The history of responsive design
Let’s take a trip back in time to the mid-2000s. We all usually “surfed the web” from desktop and laptop computers. A lucky few of us had giant displays, but for the most part our screens were all around the same size. Web designers typically designed sites that were somewhere between 800 pixels and 1024 pixels wide. That way, we could be fairly certain our sites would fit on people’s monitors nicely.
Fast forward a few years. After smartphones became common, people started to browse the web on small screens too. Unfortunately, those larger websites from before didn’t look great on our phones. This was a bit of a challenge for web designers, but we had a solution: two separate websites! We’d design our usual version for desktop screens, and a smaller version for mobile devices. This was a bit of extra work, but it was worth it to deliver fast, beautiful websites to everyone.
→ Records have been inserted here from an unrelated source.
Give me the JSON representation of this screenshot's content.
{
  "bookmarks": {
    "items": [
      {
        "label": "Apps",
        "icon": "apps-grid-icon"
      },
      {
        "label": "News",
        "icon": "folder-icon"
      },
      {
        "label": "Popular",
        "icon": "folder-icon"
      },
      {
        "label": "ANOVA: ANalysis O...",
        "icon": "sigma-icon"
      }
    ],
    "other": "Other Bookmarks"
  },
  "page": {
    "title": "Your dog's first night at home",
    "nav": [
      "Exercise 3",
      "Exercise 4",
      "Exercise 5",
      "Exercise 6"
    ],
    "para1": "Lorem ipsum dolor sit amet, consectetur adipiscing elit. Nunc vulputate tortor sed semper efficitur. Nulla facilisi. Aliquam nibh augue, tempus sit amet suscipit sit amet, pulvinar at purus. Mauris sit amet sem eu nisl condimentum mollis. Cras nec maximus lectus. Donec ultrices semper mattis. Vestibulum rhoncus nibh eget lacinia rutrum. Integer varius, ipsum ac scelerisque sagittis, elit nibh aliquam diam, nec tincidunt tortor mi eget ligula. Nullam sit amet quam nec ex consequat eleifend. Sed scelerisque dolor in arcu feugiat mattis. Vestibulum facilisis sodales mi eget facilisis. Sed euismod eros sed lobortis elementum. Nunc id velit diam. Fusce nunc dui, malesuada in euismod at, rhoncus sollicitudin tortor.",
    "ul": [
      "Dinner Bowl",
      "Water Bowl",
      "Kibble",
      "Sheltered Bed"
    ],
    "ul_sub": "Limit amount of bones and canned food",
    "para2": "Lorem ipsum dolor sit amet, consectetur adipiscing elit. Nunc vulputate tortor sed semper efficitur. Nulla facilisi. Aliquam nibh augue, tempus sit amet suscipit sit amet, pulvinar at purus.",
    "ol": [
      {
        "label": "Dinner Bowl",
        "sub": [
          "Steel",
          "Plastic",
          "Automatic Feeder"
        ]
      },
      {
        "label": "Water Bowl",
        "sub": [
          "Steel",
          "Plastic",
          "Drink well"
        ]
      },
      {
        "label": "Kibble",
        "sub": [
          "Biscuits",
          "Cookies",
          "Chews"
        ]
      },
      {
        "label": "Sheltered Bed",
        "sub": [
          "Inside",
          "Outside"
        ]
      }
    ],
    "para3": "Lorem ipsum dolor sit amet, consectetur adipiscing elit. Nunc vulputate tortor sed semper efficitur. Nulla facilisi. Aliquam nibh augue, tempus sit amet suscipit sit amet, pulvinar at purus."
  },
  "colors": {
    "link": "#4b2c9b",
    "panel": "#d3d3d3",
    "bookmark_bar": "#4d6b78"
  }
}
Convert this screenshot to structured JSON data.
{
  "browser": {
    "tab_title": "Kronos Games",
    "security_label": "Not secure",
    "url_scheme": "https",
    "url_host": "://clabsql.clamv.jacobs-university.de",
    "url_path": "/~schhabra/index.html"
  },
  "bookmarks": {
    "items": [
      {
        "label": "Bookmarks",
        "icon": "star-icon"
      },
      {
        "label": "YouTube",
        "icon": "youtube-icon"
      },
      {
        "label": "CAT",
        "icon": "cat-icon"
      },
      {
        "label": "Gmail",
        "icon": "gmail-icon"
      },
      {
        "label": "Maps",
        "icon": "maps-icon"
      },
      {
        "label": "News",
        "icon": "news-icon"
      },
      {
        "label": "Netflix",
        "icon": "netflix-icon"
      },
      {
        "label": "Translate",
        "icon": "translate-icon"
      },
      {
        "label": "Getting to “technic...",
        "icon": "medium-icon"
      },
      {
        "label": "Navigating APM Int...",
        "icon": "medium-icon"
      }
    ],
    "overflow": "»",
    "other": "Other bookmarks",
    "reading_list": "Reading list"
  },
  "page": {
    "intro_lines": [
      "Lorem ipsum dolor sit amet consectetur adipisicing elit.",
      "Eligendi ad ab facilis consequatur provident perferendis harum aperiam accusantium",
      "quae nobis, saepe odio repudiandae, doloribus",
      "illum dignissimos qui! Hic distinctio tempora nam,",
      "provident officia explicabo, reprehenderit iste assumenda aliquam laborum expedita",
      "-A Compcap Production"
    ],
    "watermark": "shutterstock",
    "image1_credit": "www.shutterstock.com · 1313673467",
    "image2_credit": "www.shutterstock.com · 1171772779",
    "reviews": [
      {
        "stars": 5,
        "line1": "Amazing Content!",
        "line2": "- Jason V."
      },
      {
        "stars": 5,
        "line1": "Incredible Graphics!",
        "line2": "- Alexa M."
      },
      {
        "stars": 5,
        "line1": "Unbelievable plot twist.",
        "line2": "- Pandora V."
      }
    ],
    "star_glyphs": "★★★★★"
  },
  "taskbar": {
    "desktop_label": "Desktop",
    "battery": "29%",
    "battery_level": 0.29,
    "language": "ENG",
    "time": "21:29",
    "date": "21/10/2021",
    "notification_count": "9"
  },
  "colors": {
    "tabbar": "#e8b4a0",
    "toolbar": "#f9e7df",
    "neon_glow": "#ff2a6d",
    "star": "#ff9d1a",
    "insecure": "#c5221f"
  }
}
That approach worked for a while, but the number of different size screens exploded between 2010 and today. Now we have small phones, large phones, tablets, laptops of varying sizes, desktop computers with giant screens, and internet-connected TVs with even bigger screens. We clearly can’t design a separate website for each one, so web designers came up with a new approach: design a single, smarter website that changes its layout in response to the screen size. That’s the core idea of responsive design.
Ethan Marcotte’s article “Responsive Web Design” is widely recognized as the de facto manifesto for responsive design. Give it a read if you’re interested in the details of how this works!
This was a breakthrough, but it was also a fundamental change to how websites were designed. Web designers had to stop relying on hard specifications for width and height of page elements. Websites needed to be fluid and flexible. Content would need to flow differently depending on the screen width: three columns of text on a larger screen might need to drop down to one on a tiny screen. Images had to scale up and down as needed, and paragraphs learned to adjust to available space. It was a lot more complicated, but the payoff was great for website visitors.
Responsive design on WordPress.com
When you’re in the Customizer, you can preview how your site will look at various sizes by tapping the desktop, tablet, and smartphone icons on the lower left.
Since its emergence, responsive design has become a standard practice on the web. For example, your WordPress.com dashboard and The Daily Post are both fully responsive. Try visiting them on different devices and take note of how the layout adapts.
In addition, all new themes on WordPress.com are designed responsively, ensuring your site will look great everywhere.
You can view our responsive themes in the Theme Showcase. What’s your favorite responsive theme? Feel free to share in the comments.